He also suggested that the assignment of claims to the flood program may have been the result of comments made to industry leaders by David Maurstad, who oversees the NFIP for FEMA.
At both hearings, Rep. Taylor asked for subpoenas to be issued for information regarding comments made by Mr. Maurstad at a meeting with members of the insurance industry on Sept. 7, 2005, in which he referenced prior conference calls with the heads of some insurance companies.
In the weeks following that meeting, FEMA put out guidance for insurers that stated storm-surge flooding would likely be the cause of much of the damage stemming from Katrina. “The door was opened when this guidance came out,” Mr. Jadacki said.
Rep. Christopher Carney, D-Pa., who chairs the Homeland Security subcommittee, said he had directed his staff to look further into that meeting as well as Mr. Maurstad’s comments.
The Financial Services subcommittee chairman, Rep. Mel Watt, D-N.C., told Rep. Taylor that his committee had requested from insurers information regarding their Katrina-related claims, and that carriers were told to comply by June 14. “A number of insurance companies have made some sounds about the possibility that they would object to providing the subcommittee with some of that information,” he said.
At the earlier hearing, Fidelity National Insurance Company’s president and chief executive officer, Mark Davey, said his company has a solution for what Rep. Taylor had described as a “natural conflict of interest” in having a WYO send out an adjuster to evaluate both the wind and water claims.
Mr. Davey, appearing on behalf of the Property and Casualty Insurers Association of America, explained that Fidelity runs its flood insurance and homeowners insurance as two entirely separate businesses.

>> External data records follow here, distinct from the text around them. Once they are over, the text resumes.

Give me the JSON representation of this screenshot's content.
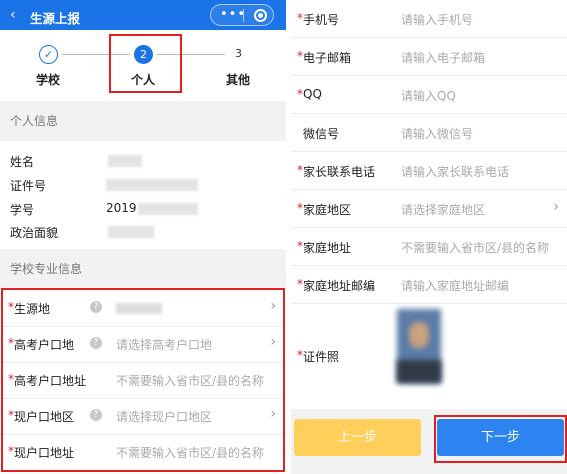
{
  "header": {
    "title": "生源上报",
    "back_icon": "chevron-left-icon",
    "more_icon": "more-icon",
    "target_icon": "target-icon"
  },
  "stepper": {
    "steps": [
      {
        "number": "✓",
        "label": "学校",
        "state": "done"
      },
      {
        "number": "2",
        "label": "个人",
        "state": "active"
      },
      {
        "number": "3",
        "label": "其他",
        "state": "todo"
      }
    ]
  },
  "personal": {
    "title": "个人信息",
    "fields": [
      {
        "label": "姓名"
      },
      {
        "label": "证件号"
      },
      {
        "label": "学号",
        "value": "2019"
      },
      {
        "label": "政治面貌"
      }
    ]
  },
  "school": {
    "title": "学校专业信息",
    "rows": [
      {
        "label": "生源地",
        "required": "*",
        "placeholder": ""
      },
      {
        "label": "高考户口地",
        "required": "*",
        "placeholder": "请选择高考户口地"
      },
      {
        "label": "高考户口地址",
        "required": "*",
        "placeholder": "不需要输入省市区/县的名称"
      },
      {
        "label": "现户口地区",
        "required": "*",
        "placeholder": "请选择现户口地区"
      },
      {
        "label": "现户口地址",
        "required": "*",
        "placeholder": "不需要输入省市区/县的名称"
      }
    ]
  },
  "contact": {
    "rows": [
      {
        "label": "手机号",
        "required": "*",
        "placeholder": "请输入手机号"
      },
      {
        "label": "电子邮箱",
        "required": "*",
        "placeholder": "请输入电子邮箱"
      },
      {
        "label": "QQ",
        "required": "*",
        "placeholder": "请输入QQ"
      },
      {
        "label": "微信号",
        "required": "",
        "placeholder": "请输入微信号"
      },
      {
        "label": "家长联系电话",
        "required": "*",
        "placeholder": "请输入家长联系电话"
      },
      {
        "label": "家庭地区",
        "required": "*",
        "placeholder": "请选择家庭地区"
      },
      {
        "label": "家庭地址",
        "required": "*",
        "placeholder": "不需要输入省市区/县的名称"
      },
      {
        "label": "家庭地址邮编",
        "required": "*",
        "placeholder": "请输入家庭地址邮编"
      },
      {
        "label": "证件照",
        "required": "*"
      }
    ]
  },
  "buttons": {
    "prev": "上一步",
    "next": "下一步"
  },
  "colors": {
    "primary": "#1b73e8",
    "highlight": "#e02020",
    "prev_button": "#ffcf5c",
    "next_button": "#2d84f0"
  }
}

“It’s two separate claims files, with two separate adjusters and no communication between them,” he said, adding that the homeowners’ business is run out of Fidelity’s Omaha office, while flood insurance operations are based in Florida.
Another issue raised at the earlier hearing was the impact of paying claims from the 2005 storm season on the NFIP. The program has had to borrow roughly $23 billion from the federal government, and paying only interest on those loans each year would account for almost half of the money the NFIP takes in annually.
Congress may have to consider the money borrowed by FEMA for the flood program as spent, suggested Thomas Minkler, president of the New Hampshire-based Clark-Mortenson Agency, appearing on behalf of the Independent Insurance Agents and Brokers of America–a position echoed by other witnesses at the hearing.
“The long-term survival of the program may require Congress to consider eliminating [NFIP's] debt and the resulting interest payments,” he added.